# WHAT THE EXERCISE ASKS
Word for word, set down every record that appears below.

***** RECORD EXTRACTS

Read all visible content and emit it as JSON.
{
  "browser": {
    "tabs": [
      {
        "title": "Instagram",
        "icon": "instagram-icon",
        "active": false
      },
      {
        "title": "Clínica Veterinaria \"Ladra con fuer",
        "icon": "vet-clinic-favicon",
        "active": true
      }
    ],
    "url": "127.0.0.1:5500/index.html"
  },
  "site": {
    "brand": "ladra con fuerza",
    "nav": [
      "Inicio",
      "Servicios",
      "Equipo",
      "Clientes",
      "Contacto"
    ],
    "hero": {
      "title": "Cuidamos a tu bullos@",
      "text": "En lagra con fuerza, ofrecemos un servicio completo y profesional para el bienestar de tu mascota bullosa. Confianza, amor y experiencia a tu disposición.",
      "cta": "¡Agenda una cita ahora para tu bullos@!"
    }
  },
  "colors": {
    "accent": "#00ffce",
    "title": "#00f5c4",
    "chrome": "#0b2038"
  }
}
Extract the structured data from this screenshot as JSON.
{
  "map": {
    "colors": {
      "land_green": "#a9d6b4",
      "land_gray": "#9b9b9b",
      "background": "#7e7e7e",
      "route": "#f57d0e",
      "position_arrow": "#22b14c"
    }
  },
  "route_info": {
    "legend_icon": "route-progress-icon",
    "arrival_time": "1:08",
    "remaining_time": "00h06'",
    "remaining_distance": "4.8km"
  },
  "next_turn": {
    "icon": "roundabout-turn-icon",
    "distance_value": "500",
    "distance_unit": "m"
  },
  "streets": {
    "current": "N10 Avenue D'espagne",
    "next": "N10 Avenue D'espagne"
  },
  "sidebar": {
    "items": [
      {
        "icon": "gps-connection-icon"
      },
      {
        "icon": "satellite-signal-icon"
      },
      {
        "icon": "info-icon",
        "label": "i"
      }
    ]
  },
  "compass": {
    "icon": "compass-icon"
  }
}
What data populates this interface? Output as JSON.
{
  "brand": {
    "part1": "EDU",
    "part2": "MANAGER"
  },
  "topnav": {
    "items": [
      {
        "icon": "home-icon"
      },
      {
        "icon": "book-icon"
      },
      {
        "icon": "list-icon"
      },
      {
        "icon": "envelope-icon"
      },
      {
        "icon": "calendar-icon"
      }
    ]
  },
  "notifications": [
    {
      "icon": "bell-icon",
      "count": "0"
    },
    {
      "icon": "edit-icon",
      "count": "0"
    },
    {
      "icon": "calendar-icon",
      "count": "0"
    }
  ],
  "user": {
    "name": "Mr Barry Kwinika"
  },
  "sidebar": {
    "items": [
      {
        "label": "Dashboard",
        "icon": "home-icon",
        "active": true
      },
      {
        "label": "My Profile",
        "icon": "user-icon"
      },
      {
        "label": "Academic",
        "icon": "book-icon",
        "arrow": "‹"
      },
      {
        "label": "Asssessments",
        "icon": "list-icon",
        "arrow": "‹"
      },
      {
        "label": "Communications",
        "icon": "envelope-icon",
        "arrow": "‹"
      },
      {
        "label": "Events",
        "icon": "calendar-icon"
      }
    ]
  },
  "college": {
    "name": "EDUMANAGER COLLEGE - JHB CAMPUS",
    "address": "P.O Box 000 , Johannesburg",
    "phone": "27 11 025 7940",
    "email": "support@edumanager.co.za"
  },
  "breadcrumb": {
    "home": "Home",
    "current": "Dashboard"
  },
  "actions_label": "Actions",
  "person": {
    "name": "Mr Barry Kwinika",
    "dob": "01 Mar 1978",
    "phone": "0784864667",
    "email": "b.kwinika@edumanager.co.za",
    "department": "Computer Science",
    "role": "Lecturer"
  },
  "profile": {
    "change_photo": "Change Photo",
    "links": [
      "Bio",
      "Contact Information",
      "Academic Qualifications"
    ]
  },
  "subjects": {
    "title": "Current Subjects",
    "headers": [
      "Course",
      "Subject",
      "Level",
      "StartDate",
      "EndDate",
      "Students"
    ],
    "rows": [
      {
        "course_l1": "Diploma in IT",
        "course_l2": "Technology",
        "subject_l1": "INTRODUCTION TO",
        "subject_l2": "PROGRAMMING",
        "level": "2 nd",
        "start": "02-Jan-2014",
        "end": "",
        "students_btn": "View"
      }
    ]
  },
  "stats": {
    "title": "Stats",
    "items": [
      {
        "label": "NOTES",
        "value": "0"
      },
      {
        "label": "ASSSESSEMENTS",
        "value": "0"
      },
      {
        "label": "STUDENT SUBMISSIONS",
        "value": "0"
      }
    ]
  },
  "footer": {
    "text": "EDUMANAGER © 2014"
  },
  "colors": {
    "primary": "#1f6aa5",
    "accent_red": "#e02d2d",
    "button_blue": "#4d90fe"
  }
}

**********

# FINAL ANSWER
Read all visible content and emit it as JSON.
{
  "browser": {
    "tabs": [
      {
        "title": "Instagram",
        "icon": "instagram-icon",
        "active": false
      },
      {
        "title": "Clínica Veterinaria \"Ladra con fuer",
        "icon": "vet-clinic-favicon",
        "active": true
      }
    ],
    "url": "127.0.0.1:5500/index.html"
  },
  "site": {
    "brand": "ladra con fuerza",
    "nav": [
      "Inicio",
      "Servicios",
      "Equipo",
      "Clientes",
      "Contacto"
    ],
    "hero": {
      "title": "Cuidamos a tu bullos@",
      "text": "En lagra con fuerza, ofrecemos un servicio completo y profesional para el bienestar de tu mascota bullosa. Confianza, amor y experiencia a tu disposición.",
      "cta": "¡Agenda una cita ahora para tu bullos@!"
    }
  },
  "colors": {
    "accent": "#00ffce",
    "title": "#00f5c4",
    "chrome": "#0b2038"
  }
}
Extract the structured data from this screenshot as JSON.
{
  "map": {
    "colors": {
      "land_green": "#a9d6b4",
      "land_gray": "#9b9b9b",
      "background": "#7e7e7e",
      "route": "#f57d0e",
      "position_arrow": "#22b14c"
    }
  },
  "route_info": {
    "legend_icon": "route-progress-icon",
    "arrival_time": "1:08",
    "remaining_time": "00h06'",
    "remaining_distance": "4.8km"
  },
  "next_turn": {
    "icon": "roundabout-turn-icon",
    "distance_value": "500",
    "distance_unit": "m"
  },
  "streets": {
    "current": "N10 Avenue D'espagne",
    "next": "N10 Avenue D'espagne"
  },
  "sidebar": {
    "items": [
      {
        "icon": "gps-connection-icon"
      },
      {
        "icon": "satellite-signal-icon"
      },
      {
        "icon": "info-icon",
        "label": "i"
      }
    ]
  },
  "compass": {
    "icon": "compass-icon"
  }
}
What data populates this interface? Output as JSON.
{
  "brand": {
    "part1": "EDU",
    "part2": "MANAGER"
  },
  "topnav": {
    "items": [
      {
        "icon": "home-icon"
      },
      {
        "icon": "book-icon"
      },
      {
        "icon": "list-icon"
      },
      {
        "icon": "envelope-icon"
      },
      {
        "icon": "calendar-icon"
      }
    ]
  },
  "notifications": [
    {
      "icon": "bell-icon",
      "count": "0"
    },
    {
      "icon": "edit-icon",
      "count": "0"
    },
    {
      "icon": "calendar-icon",
      "count": "0"
    }
  ],
  "user": {
    "name": "Mr Barry Kwinika"
  },
  "sidebar": {
    "items": [
      {
        "label": "Dashboard",
        "icon": "home-icon",
        "active": true
      },
      {
        "label": "My Profile",
        "icon": "user-icon"
      },
      {
        "label": "Academic",
        "icon": "book-icon",
        "arrow": "‹"
      },
      {
        "label": "Asssessments",
        "icon": "list-icon",
        "arrow": "‹"
      },
      {
        "label": "Communications",
        "icon": "envelope-icon",
        "arrow": "‹"
      },
      {
        "label": "Events",
        "icon": "calendar-icon"
      }
    ]
  },
  "college": {
    "name": "EDUMANAGER COLLEGE - JHB CAMPUS",
    "address": "P.O Box 000 , Johannesburg",
    "phone": "27 11 025 7940",
    "email": "support@edumanager.co.za"
  },
  "breadcrumb": {
    "home": "Home",
    "current": "Dashboard"
  },
  "actions_label": "Actions",
  "person": {
    "name": "Mr Barry Kwinika",
    "dob": "01 Mar 1978",
    "phone": "0784864667",
    "email": "b.kwinika@edumanager.co.za",
    "department": "Computer Science",
    "role": "Lecturer"
  },
  "profile": {
    "change_photo": "Change Photo",
    "links": [
      "Bio",
      "Contact Information",
      "Academic Qualifications"
    ]
  },
  "subjects": {
    "title": "Current Subjects",
    "headers": [
      "Course",
      "Subject",
      "Level",
      "StartDate",
      "EndDate",
      "Students"
    ],
    "rows": [
      {
        "course_l1": "Diploma in IT",
        "course_l2": "Technology",
        "subject_l1": "INTRODUCTION TO",
        "subject_l2": "PROGRAMMING",
        "level": "2 nd",
        "start": "02-Jan-2014",
        "end": "",
        "students_btn": "View"
      }
    ]
  },
  "stats": {
    "title": "Stats",
    "items": [
      {
        "label": "NOTES",
        "value": "0"
      },
      {
        "label": "ASSSESSEMENTS",
        "value": "0"
      },
      {
        "label": "STUDENT SUBMISSIONS",
        "value": "0"
      }
    ]
  },
  "footer": {
    "text": "EDUMANAGER © 2014"
  },
  "colors": {
    "primary": "#1f6aa5",
    "accent_red": "#e02d2d",
    "button_blue": "#4d90fe"
  }
}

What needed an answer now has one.